[[ Listed entries open ]]

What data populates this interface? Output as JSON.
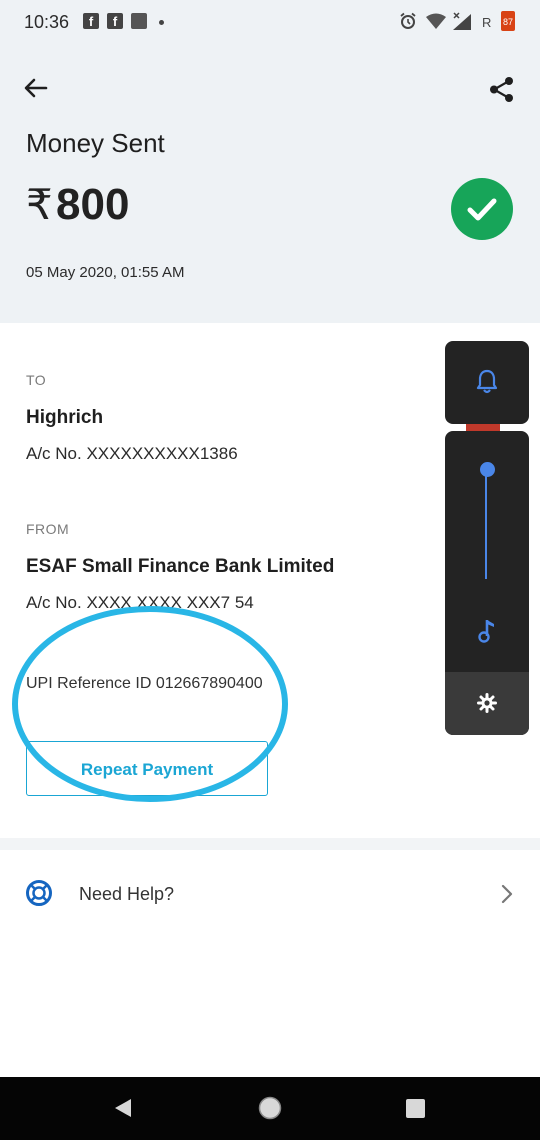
{
  "status_bar": {
    "time": "10:36",
    "battery": "87",
    "network_label": "R"
  },
  "header": {
    "title": "Money Sent",
    "currency_symbol": "₹",
    "amount": "800",
    "datetime": "05 May 2020, 01:55 AM"
  },
  "to": {
    "label": "TO",
    "name": "Highrich",
    "account": "A/c No. XXXXXXXXXX1386"
  },
  "from": {
    "label": "FROM",
    "name": "ESAF Small Finance Bank Limited",
    "account": "A/c No. XXXX XXXX XXX7 54"
  },
  "upi_reference": "UPI Reference ID 012667890400",
  "repeat_button_label": "Repeat Payment",
  "help": {
    "label": "Need Help?"
  },
  "colors": {
    "success_green": "#17a559",
    "accent_blue": "#1ba6d4",
    "annotation_circle": "#29b6e6",
    "volume_blue": "#4a86e8"
  },
  "icons": {
    "back": "arrow-left",
    "share": "share",
    "success": "checkmark",
    "help": "lifebuoy",
    "chevron": "chevron-right",
    "volume_ring": "bell",
    "volume_media": "music-note",
    "volume_settings": "gear"
  }
}
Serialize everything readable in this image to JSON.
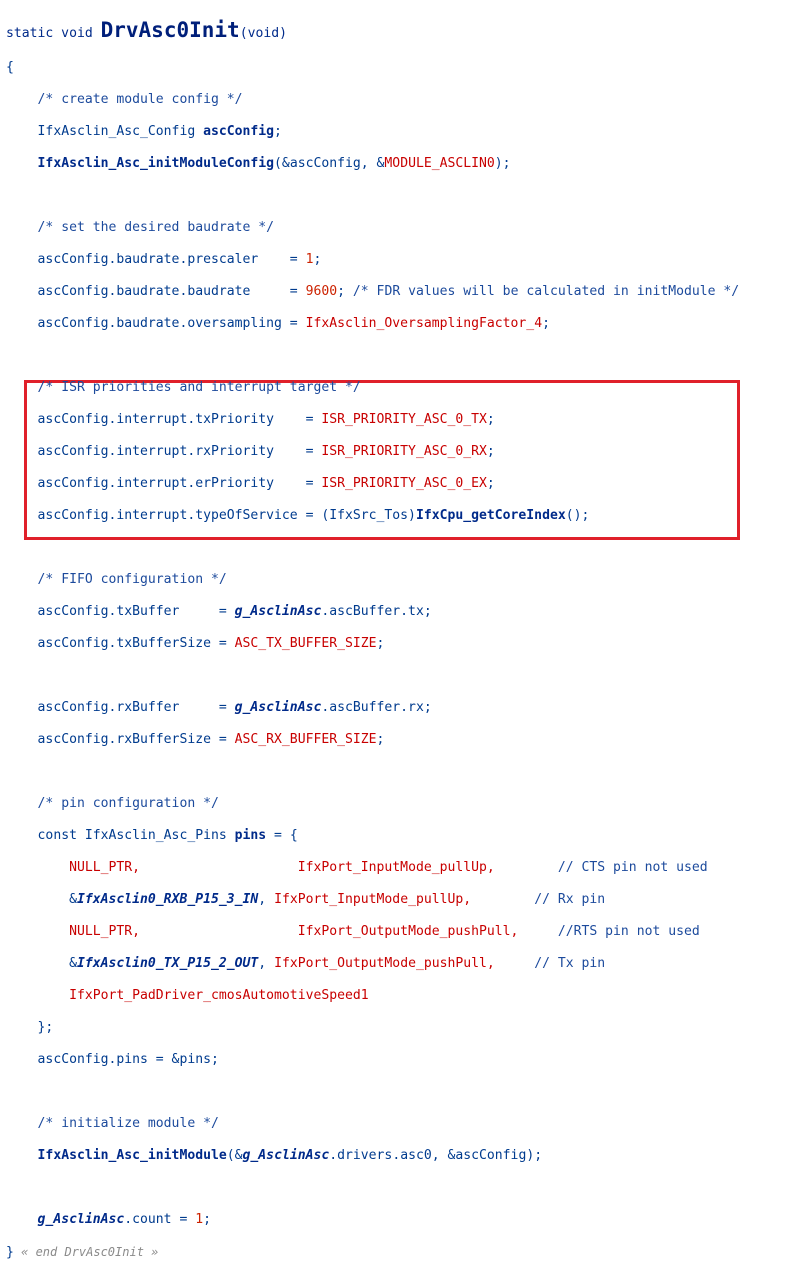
{
  "l1": {
    "a": "static void ",
    "b": "DrvAsc0Init",
    "c": "(void)"
  },
  "l2": "{",
  "l3": "/* create module config */",
  "l4": {
    "a": "IfxAsclin_Asc_Config ",
    "b": "ascConfig",
    "c": ";"
  },
  "l5": {
    "a": "IfxAsclin_Asc_initModuleConfig",
    "b": "(&ascConfig, &",
    "c": "MODULE_ASCLIN0",
    "d": ");"
  },
  "l7": "/* set the desired baudrate */",
  "l8": {
    "a": "ascConfig.baudrate.prescaler    = ",
    "b": "1",
    "c": ";"
  },
  "l9": {
    "a": "ascConfig.baudrate.baudrate     = ",
    "b": "9600",
    "c": "; ",
    "d": "/* FDR values will be calculated in initModule */"
  },
  "l10": {
    "a": "ascConfig.baudrate.oversampling = ",
    "b": "IfxAsclin_OversamplingFactor_4",
    "c": ";"
  },
  "l12": "/* ISR priorities and interrupt target */",
  "l13": {
    "a": "ascConfig.interrupt.txPriority    = ",
    "b": "ISR_PRIORITY_ASC_0_TX",
    "c": ";"
  },
  "l14": {
    "a": "ascConfig.interrupt.rxPriority    = ",
    "b": "ISR_PRIORITY_ASC_0_RX",
    "c": ";"
  },
  "l15": {
    "a": "ascConfig.interrupt.erPriority    = ",
    "b": "ISR_PRIORITY_ASC_0_EX",
    "c": ";"
  },
  "l16": {
    "a": "ascConfig.interrupt.typeOfService = (IfxSrc_Tos)",
    "b": "IfxCpu_getCoreIndex",
    "c": "();"
  },
  "l18": "/* FIFO configuration */",
  "l19": {
    "a": "ascConfig.txBuffer     = ",
    "b": "g_AsclinAsc",
    "c": ".ascBuffer.tx;"
  },
  "l20": {
    "a": "ascConfig.txBufferSize = ",
    "b": "ASC_TX_BUFFER_SIZE",
    "c": ";"
  },
  "l22": {
    "a": "ascConfig.rxBuffer     = ",
    "b": "g_AsclinAsc",
    "c": ".ascBuffer.rx;"
  },
  "l23": {
    "a": "ascConfig.rxBufferSize = ",
    "b": "ASC_RX_BUFFER_SIZE",
    "c": ";"
  },
  "l25": "/* pin configuration */",
  "l26": {
    "a": "const IfxAsclin_Asc_Pins ",
    "b": "pins",
    "c": " = {"
  },
  "l27": {
    "a": "NULL_PTR,",
    "b": "IfxPort_InputMode_pullUp,",
    "c": "// CTS pin not used"
  },
  "l28": {
    "a": "&",
    "b": "IfxAsclin0_RXB_P15_3_IN",
    "c": ", ",
    "d": "IfxPort_InputMode_pullUp,",
    "e": "// Rx pin"
  },
  "l29": {
    "a": "NULL_PTR,",
    "b": "IfxPort_OutputMode_pushPull,",
    "c": "//RTS pin not used"
  },
  "l30": {
    "a": "&",
    "b": "IfxAsclin0_TX_P15_2_OUT",
    "c": ", ",
    "d": "IfxPort_OutputMode_pushPull,",
    "e": "// Tx pin"
  },
  "l31": "IfxPort_PadDriver_cmosAutomotiveSpeed1",
  "l32": "};",
  "l33": {
    "a": "ascConfig.pins = &pins;"
  },
  "l35": "/* initialize module */",
  "l36": {
    "a": "IfxAsclin_Asc_initModule",
    "b": "(&",
    "c": "g_AsclinAsc",
    "d": ".drivers.asc0, &ascConfig);"
  },
  "l38": {
    "a": "g_AsclinAsc",
    "b": ".count = ",
    "c": "1",
    "d": ";"
  },
  "l39": {
    "a": "}",
    "b": " « end DrvAsc0Init »"
  },
  "colors": {
    "highlight_border": "#e0202a",
    "keyword": "#002a8a",
    "macro": "#c80000",
    "number": "#cc2200"
  }
}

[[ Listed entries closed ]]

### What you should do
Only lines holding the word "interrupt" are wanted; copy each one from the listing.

### Answer below
  "l12": "/* ISR priorities and interrupt target */",
    "a": "ascConfig.interrupt.txPriority    = ",
    "a": "ascConfig.interrupt.rxPriority    = ",
    "a": "ascConfig.interrupt.erPriority    = ",
    "a": "ascConfig.interrupt.typeOfService = (IfxSrc_Tos)",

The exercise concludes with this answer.